Brigitte Felderer University of Applied Arts, Vienna
In his seminal essay on “The author as producer”, Walter Benjamin (1934) addressed the question of (artistic) commitment under certain social conditions. He wrote “the rigid, isolated object (work, novel) is of no use whatsoever. It must be inserted into the context of living social relations.” (ibid). Since the dramatic changes in the 20th century in regards to authorship (see Remix culture) and the rise of digital information and communications technologies, the methods of production, dissemination and availability of content have multiplied. In the 21st century, data is the «grease» of the network society, a pervasively mediating and interconnecting element. Everything is data and can be represented through data analysis, or can it?
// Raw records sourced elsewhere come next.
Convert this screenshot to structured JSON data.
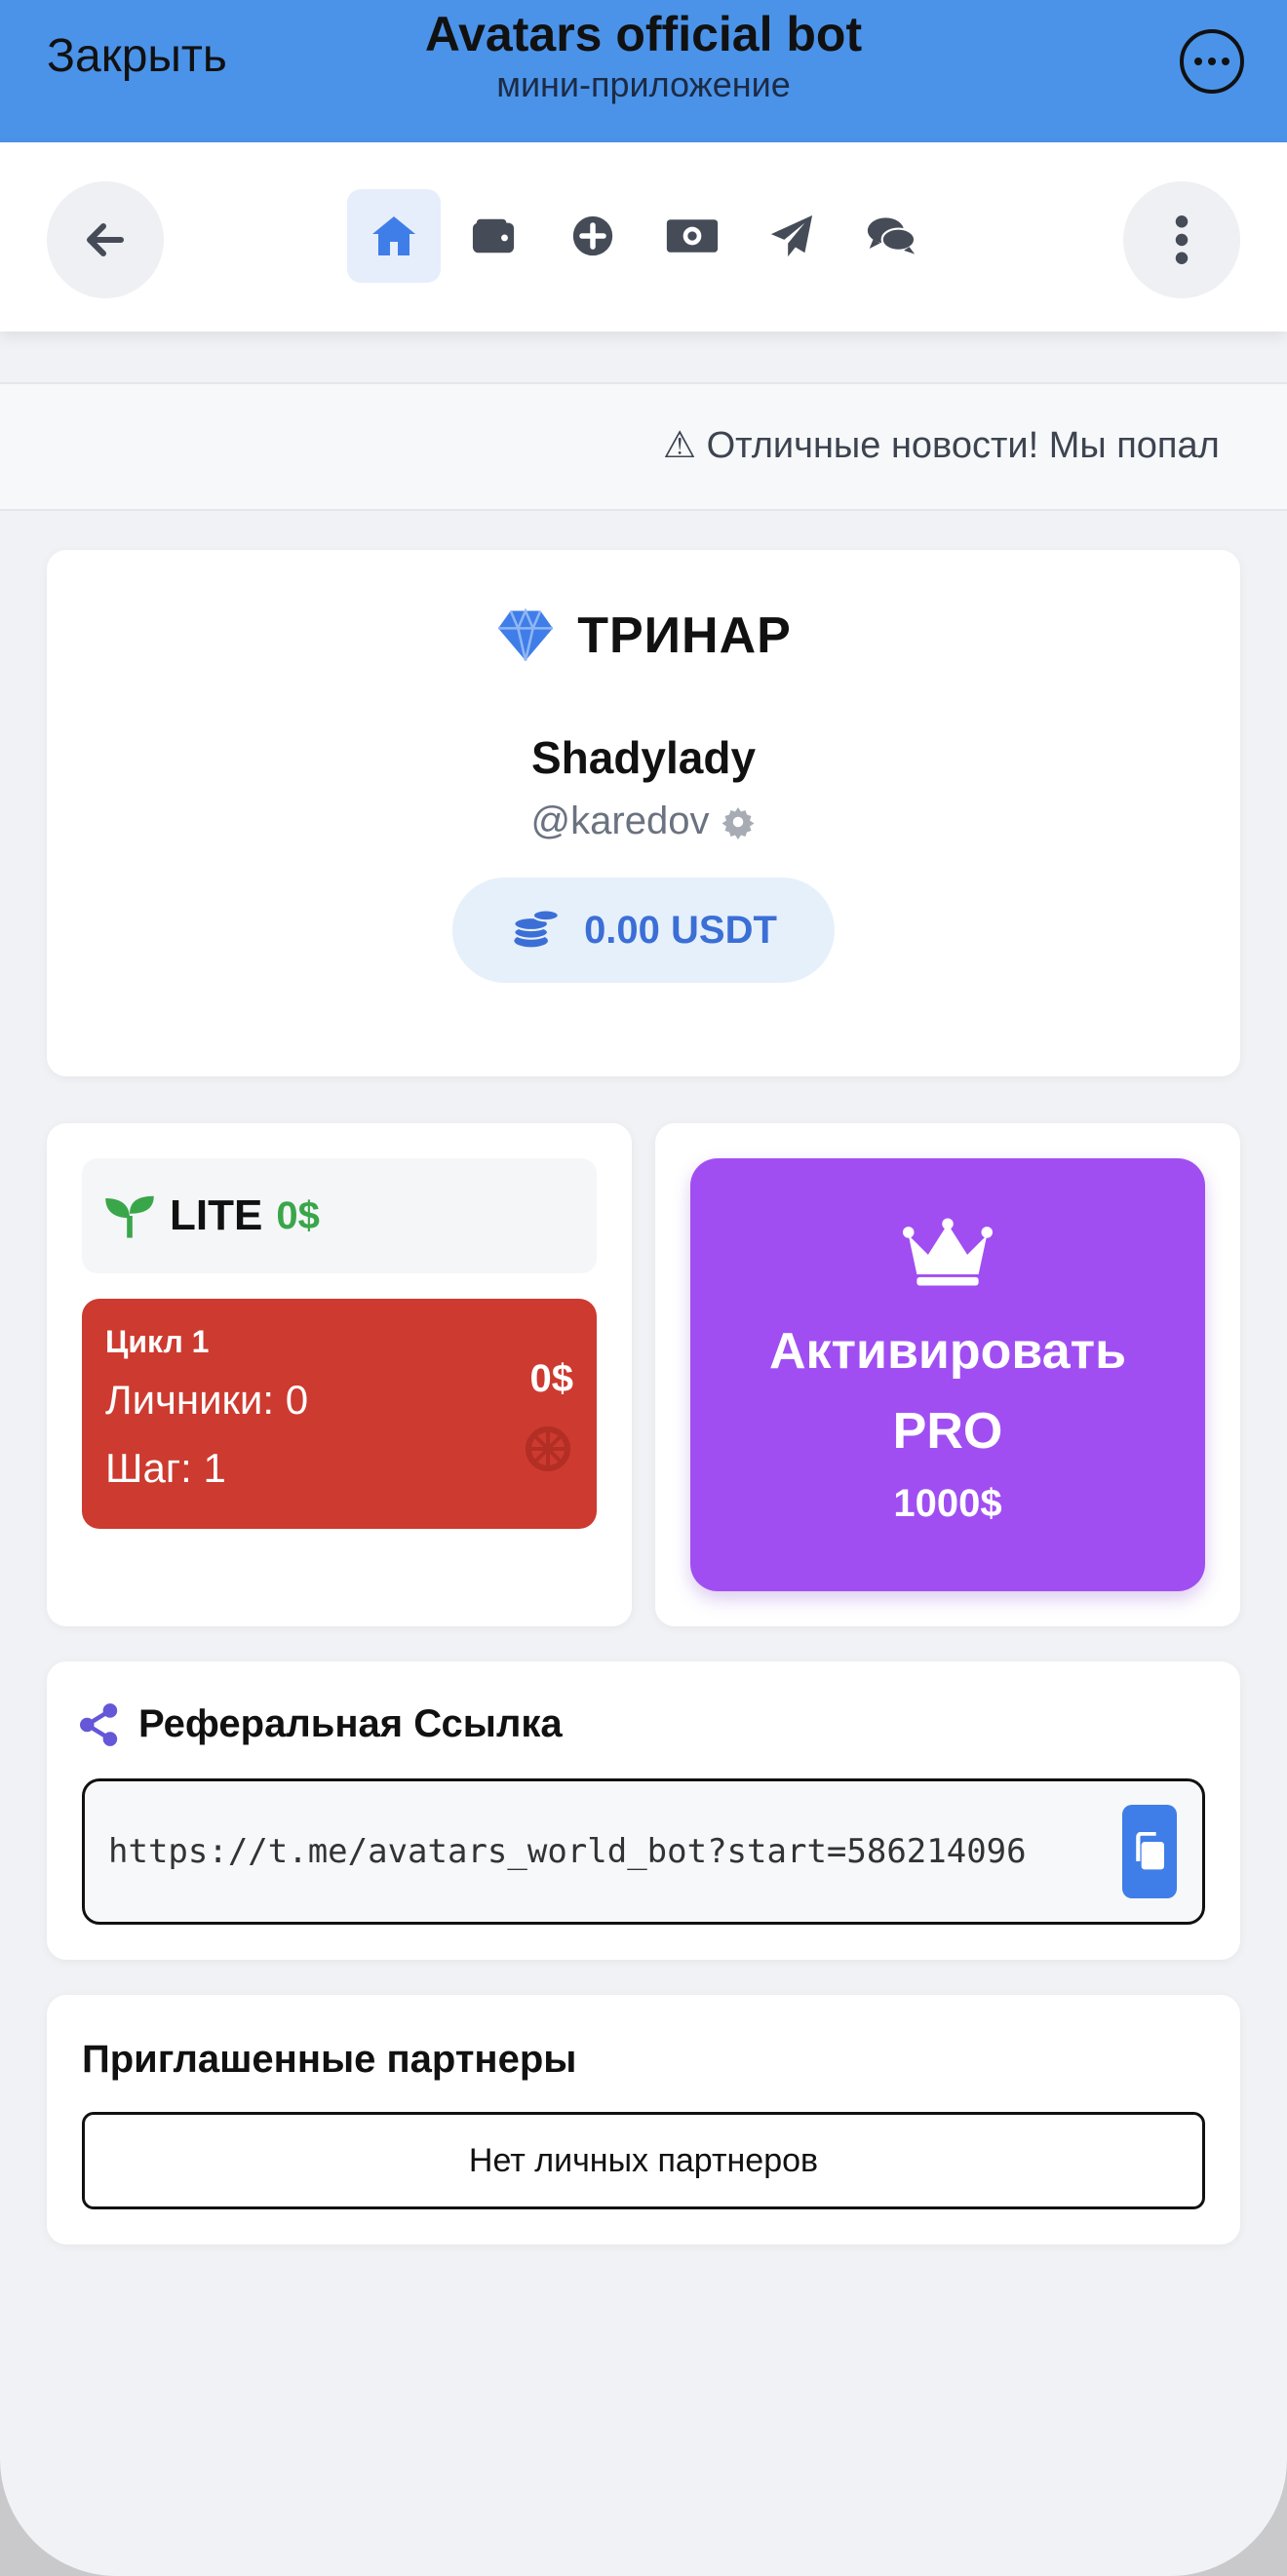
{
  "telegram": {
    "close_label": "Закрыть",
    "title": "Avatars official bot",
    "subtitle": "мини-приложение"
  },
  "nav": {
    "icons": [
      "home-icon",
      "wallet-icon",
      "plus-circle-icon",
      "money-bill-icon",
      "paper-plane-icon",
      "comments-icon"
    ],
    "active_index": 0
  },
  "ticker": {
    "text": "⚠ Отличные новости! Мы попал"
  },
  "profile": {
    "brand": "ТРИНАР",
    "name": "Shadylady",
    "handle": "@karedov",
    "balance": "0.00 USDT"
  },
  "plan": {
    "label": "LITE",
    "price": "0$",
    "cycle_title": "Цикл 1",
    "personal": "Личники: 0",
    "step": "Шаг: 1",
    "amount": "0$"
  },
  "pro": {
    "line1": "Активировать",
    "line2": "PRO",
    "price": "1000$"
  },
  "referral": {
    "title": "Реферальная Ссылка",
    "link": "https://t.me/avatars_world_bot?start=586214096"
  },
  "partners": {
    "title": "Приглашенные партнеры",
    "empty": "Нет личных партнеров"
  },
  "colors": {
    "telegram_header": "#4a93e9",
    "accent_blue": "#3f7ee8",
    "cycle_red": "#cd3a2f",
    "pro_purple": "#a04ef2",
    "lite_green": "#3aa64a"
  }
}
In recent years a trend of commodification of culture and “tethered appliances” (as described by Jonathan Zittrain) became evident. “If you want to criticize a religion, write a book” is written in Apple’s App Store Guidelines, which make it clear that ‘critical software’ is not wanted there. The question is, where does critical production happen today?
Information leaking scandals (on the example of Chelsea Manning, Wikileaks, Edward Snowden, etc.) brought with them a huge public interest of data collections- the daily creation of unique encryption keys with the software OpenPGP tripled, and the number of global Tor users doubled since Snowden’s leaks first became public. There is a burgeoning desire for people to become “faceless”. Although encryption has been available for a long time, these leaking scandals have brought the issues to the attention of the public much more rapidly than academic papers or critical (media) artworks.
The project FACELESS is a critical forum of discussing and presenting the discourses that are revolving around questions between technological defeatism (post-privacy) and data-resistance. The question is if are we able to outline another future, and if this is possible with means of technology. This can only be addressed by a critical art practice which is information savvy, research driven and follows the current discussion on the ethical use of “Big Data” as well as outlining the future challenges of technology development.
Matthias Tarasiewicz Research Institute for Arts & Technology